Home > Policies > Health > The Children’s Health Insurance Program: Key Facts About CHIP and How it Helps Kids

What is the Children’s Health Insurance Program (CHIP)
EXCERPT:

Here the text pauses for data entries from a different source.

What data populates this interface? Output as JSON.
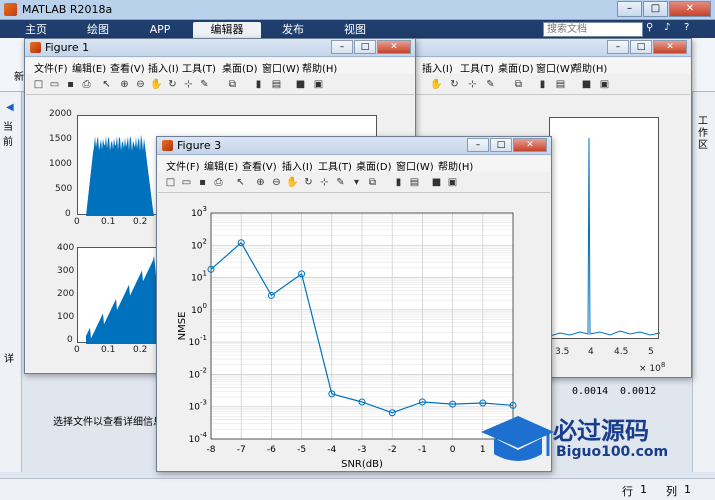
{
  "app": {
    "title": "MATLAB R2018a"
  },
  "ribbon": {
    "tabs": [
      "主页",
      "绘图",
      "APP",
      "编辑器",
      "发布",
      "视图"
    ],
    "active_tab": "编辑器",
    "search_placeholder": "搜索文档"
  },
  "left_pane": {
    "label_new": "新",
    "label_current": "当前",
    "label_detail": "详"
  },
  "right_pane": {
    "label": "工作区"
  },
  "detail_text": "选择文件以查看详细信息",
  "status": {
    "row_label": "行",
    "row_value": "1",
    "col_label": "列",
    "col_value": "1"
  },
  "values_shown": [
    "0.0014",
    "0.0012"
  ],
  "figure_menu": [
    "文件(F)",
    "编辑(E)",
    "查看(V)",
    "插入(I)",
    "工具(T)",
    "桌面(D)",
    "窗口(W)",
    "帮助(H)"
  ],
  "figure1": {
    "title": "Figure 1",
    "top_yticks": [
      "2000",
      "1500",
      "1000",
      "500",
      "0"
    ],
    "top_xticks": [
      "0",
      "0.1",
      "0.2"
    ],
    "bottom_yticks": [
      "400",
      "300",
      "200",
      "100",
      "0"
    ],
    "bottom_xticks": [
      "0",
      "0.1",
      "0.2"
    ]
  },
  "figure2": {
    "menu": [
      "插入(I)",
      "工具(T)",
      "桌面(D)",
      "窗口(W)",
      "帮助(H)"
    ],
    "xticks": [
      "3.5",
      "4",
      "4.5",
      "5"
    ],
    "xscale": "× 10",
    "xscale_exp": "8"
  },
  "figure3": {
    "title": "Figure 3"
  },
  "watermark": {
    "text": "必过源码",
    "sub": "Biguo100.com"
  },
  "chart_data": {
    "type": "line",
    "x": [
      -8,
      -7,
      -6,
      -5,
      -4,
      -3,
      -2,
      -1,
      0,
      1,
      2
    ],
    "y": [
      18,
      120,
      2.8,
      13,
      0.0025,
      0.0014,
      0.00065,
      0.0014,
      0.0012,
      0.0013,
      0.0011
    ],
    "xlabel": "SNR(dB)",
    "ylabel": "NMSE",
    "xlim": [
      -8,
      2
    ],
    "ylim": [
      0.0001,
      1000
    ],
    "yscale": "log",
    "xticks": [
      "-8",
      "-7",
      "-6",
      "-5",
      "-4",
      "-3",
      "-2",
      "-1",
      "0",
      "1"
    ],
    "grid": true,
    "marker": "circle",
    "color": "#0072bd"
  }
}
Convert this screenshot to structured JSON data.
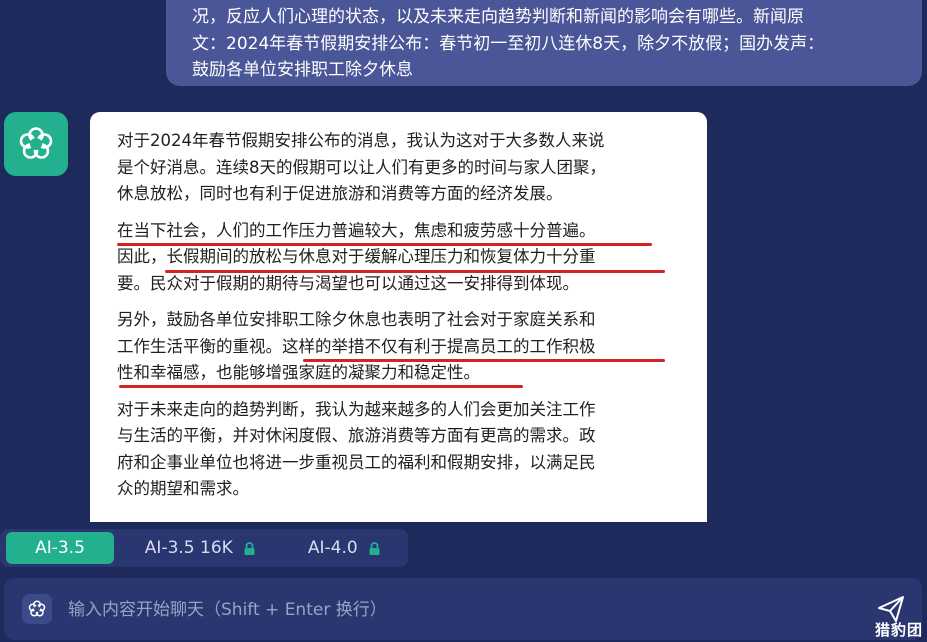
{
  "user_message": {
    "lines": [
      "况，反应人们心理的状态，以及未来走向趋势判断和新闻的影响会有哪些。新闻原",
      "文：2024年春节假期安排公布：春节初一至初八连休8天，除夕不放假；国办发声：",
      "鼓励各单位安排职工除夕休息"
    ]
  },
  "ai_message": {
    "paragraphs": [
      {
        "lines": [
          "对于2024年春节假期安排公布的消息，我认为这对于大多数人来说",
          "是个好消息。连续8天的假期可以让人们有更多的时间与家人团聚，",
          "休息放松，同时也有利于促进旅游和消费等方面的经济发展。"
        ]
      },
      {
        "lines": [
          "在当下社会，人们的工作压力普遍较大，焦虑和疲劳感十分普遍。",
          "因此，长假期间的放松与休息对于缓解心理压力和恢复体力十分重",
          "要。民众对于假期的期待与渴望也可以通过这一安排得到体现。"
        ]
      },
      {
        "lines": [
          "另外，鼓励各单位安排职工除夕休息也表明了社会对于家庭关系和",
          "工作生活平衡的重视。这样的举措不仅有利于提高员工的工作积极",
          "性和幸福感，也能够增强家庭的凝聚力和稳定性。"
        ]
      },
      {
        "lines": [
          "对于未来走向的趋势判断，我认为越来越多的人们会更加关注工作",
          "与生活的平衡，并对休闲度假、旅游消费等方面有更高的需求。政",
          "府和企事业单位也将进一步重视员工的福利和假期安排，以满足民",
          "众的期望和需求。"
        ]
      }
    ]
  },
  "models": [
    {
      "label": "AI-3.5",
      "active": true,
      "locked": false
    },
    {
      "label": "AI-3.5 16K",
      "active": false,
      "locked": true
    },
    {
      "label": "AI-4.0",
      "active": false,
      "locked": true
    }
  ],
  "input": {
    "placeholder": "输入内容开始聊天（Shift + Enter 换行）"
  },
  "watermark": "猎豹团",
  "colors": {
    "accent": "#22b08e",
    "underline": "#d52222",
    "background": "#1f2a5c"
  },
  "icons": {
    "avatar": "flower-icon",
    "input": "flower-icon",
    "send": "paper-plane-icon",
    "lock": "lock-icon"
  }
}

The Children’s Health Insurance Program (CHIP) was enacted by a bipartisan group of lawmakers as part of the Balanced Budget Act of 1997 (P.L. 105-33) to provide funding to states to reduce the numbers of uninsured children. CHIP focuses on low-income children in working families who don’t have access to job based coverage, but earn too much to qualify for Medicaid. In 1997, an astounding 23% of low-income children in America, those at or below 200% of the Federal Poverty Level (FPL), were uninsured. Since CHIP was enacted, the uninsurance rate for children age 18 and under has fallen by 67.9%, from 14.9% to 4.8%. In 2015, there were 4.1 million uninsured children, down from 10.7 million in 1997. In 2014, there was a 91% participation rate for children eligible for CHIP and Medicaid.